“That was my biggest goal. If I didn’t make it to the big leagues, at least I’m going to be bilingual, and I can do something because it’s productive for any other job.”

Chapman has one job between here and October – to win the franchise’s first World Series in more than a century – and that success or failure is how he will ultimately be remembered in Chicago.

Cut-fastball key to Miguel Gonzalez's improvement with White Sox

Cut-fastball key to Miguel Gonzalez's improvement with White Sox

Miguel Gonzalez has thrown his cut-fastball more in July than ever before.

The White Sox pitcher thinks the way its complements his repertoire has been critical to his most consistent month in the majors since 2014.

Not only is he 1-2 with a 2.76 ERA in five starts in July, but Gonzalez has increased his strikeout rate by three percent with 26 strikeouts in 32 2/3 innings.

The improvement has helped Gonzalez, who next starts Saturday at Minneapolis, develop into either a good back-end rotation option for the White Sox and perhaps even a trade chip. USA Today’s Bob Nightengale reported that the Miami Marlins scouted Gonzalez on Monday when he outpitched Jake Arrieta.

“It has been helping me this year,” Gonzalez said. “Hitters see a fastball out of the hand and at the end it’s already on them. That’s been a big change for me and it’s helping a lot. I’ve been seeing better results.”

His catchers have seen a dramatic increase in the number of cutters Gonzalez has thrown. In four seasons with the Baltimore Orioles, Gonzalez threw 19 cutters. The pitch is a staple for White Sox hurlers under Don Cooper and Gonzalez took his regular slider and started to throw it harder once he signed a minor-league deal with them in April.

So far this month, Gonzalez has thrown the cutter 119 times, which accounts for 24.59 percent of his pitches, according to brooksbaseball.net.
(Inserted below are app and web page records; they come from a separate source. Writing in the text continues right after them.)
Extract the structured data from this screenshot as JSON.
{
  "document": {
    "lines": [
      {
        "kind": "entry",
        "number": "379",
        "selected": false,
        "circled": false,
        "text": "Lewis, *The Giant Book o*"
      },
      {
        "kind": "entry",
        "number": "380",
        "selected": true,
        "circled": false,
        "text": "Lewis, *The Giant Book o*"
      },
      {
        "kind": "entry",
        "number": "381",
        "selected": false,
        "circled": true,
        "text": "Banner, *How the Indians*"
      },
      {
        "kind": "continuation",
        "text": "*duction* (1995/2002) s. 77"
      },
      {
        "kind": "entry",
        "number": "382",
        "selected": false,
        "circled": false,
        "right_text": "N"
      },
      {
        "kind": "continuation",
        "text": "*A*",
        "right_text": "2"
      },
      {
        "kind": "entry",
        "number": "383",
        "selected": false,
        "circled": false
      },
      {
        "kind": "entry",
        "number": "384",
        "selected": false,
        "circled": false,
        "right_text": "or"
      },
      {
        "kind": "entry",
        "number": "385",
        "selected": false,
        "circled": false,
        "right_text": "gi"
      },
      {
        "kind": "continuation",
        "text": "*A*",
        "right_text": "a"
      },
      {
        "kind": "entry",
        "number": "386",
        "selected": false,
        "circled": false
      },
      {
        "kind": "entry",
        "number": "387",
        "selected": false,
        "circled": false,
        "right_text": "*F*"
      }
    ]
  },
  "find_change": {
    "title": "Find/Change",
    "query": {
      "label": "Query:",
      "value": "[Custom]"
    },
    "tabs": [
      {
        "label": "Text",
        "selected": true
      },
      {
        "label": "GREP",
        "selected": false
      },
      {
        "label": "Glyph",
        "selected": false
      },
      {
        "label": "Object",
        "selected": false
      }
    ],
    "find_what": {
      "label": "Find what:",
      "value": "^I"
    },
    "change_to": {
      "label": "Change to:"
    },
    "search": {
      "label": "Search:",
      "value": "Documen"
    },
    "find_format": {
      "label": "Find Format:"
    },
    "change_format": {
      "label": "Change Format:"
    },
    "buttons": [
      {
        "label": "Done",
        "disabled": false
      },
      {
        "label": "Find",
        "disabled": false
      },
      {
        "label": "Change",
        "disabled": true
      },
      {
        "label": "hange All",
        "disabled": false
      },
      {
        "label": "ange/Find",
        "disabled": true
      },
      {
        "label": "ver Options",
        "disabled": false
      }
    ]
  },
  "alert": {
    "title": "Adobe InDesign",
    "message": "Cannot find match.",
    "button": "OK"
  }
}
Batters have hit .188 and are slugging just .313.

“It made sense to where if I throw a fastball inside, located, and then I throw that cutter, it’s going to make it a lot harder for a lefty, or a righty, to react on,” Gonzalez said. “I’ve seen swings where they get jammed or break a bat or they swing and miss because they think it’s a fastball and it’s three or four miles an hour slower.”

Always more of a contact pitcher, the addition has -- in the short term -- increased Gonzalez’s strikeout rate to near league average. Before July, Gonzalez struck out 17.1 percent of the batters he had faced in his career. This month, the rate is 20.2 percent.   

Cooper is pleased with the development of Gonzalez. He’s also not surprised to find that Gonzalez’s name has appeared in recent Hot Stove chatter along with James Shields, Chris Sale and Jose Quintana, among others.

“Every year this comes up,” Cooper said. “It’s not the first time. People come and go. Trades do happen. Heck, when (Mark) Buehrle left that was a tough one because that was 10 years there. So if Buehrle can leave,anybody can leave. I’ve always said the names change, but the job doesn’t.”

Gonzalez is happy with his current location. He didn’t know what to expect with the White Sox when he signed in April. Suffice it to say, the experience has been better than he could have hoped.

“When you have a free mind, stress free, and you’re on a new team, new environment, things tend to change a little bit and in a good way,” Gonzalez said. “That’s how I feel. I feel comfortable with the team. They welcomed me and now it’s paying off. Hopefully we can get into a nice little stretch and win, a little streak going. That’s what we need right now.”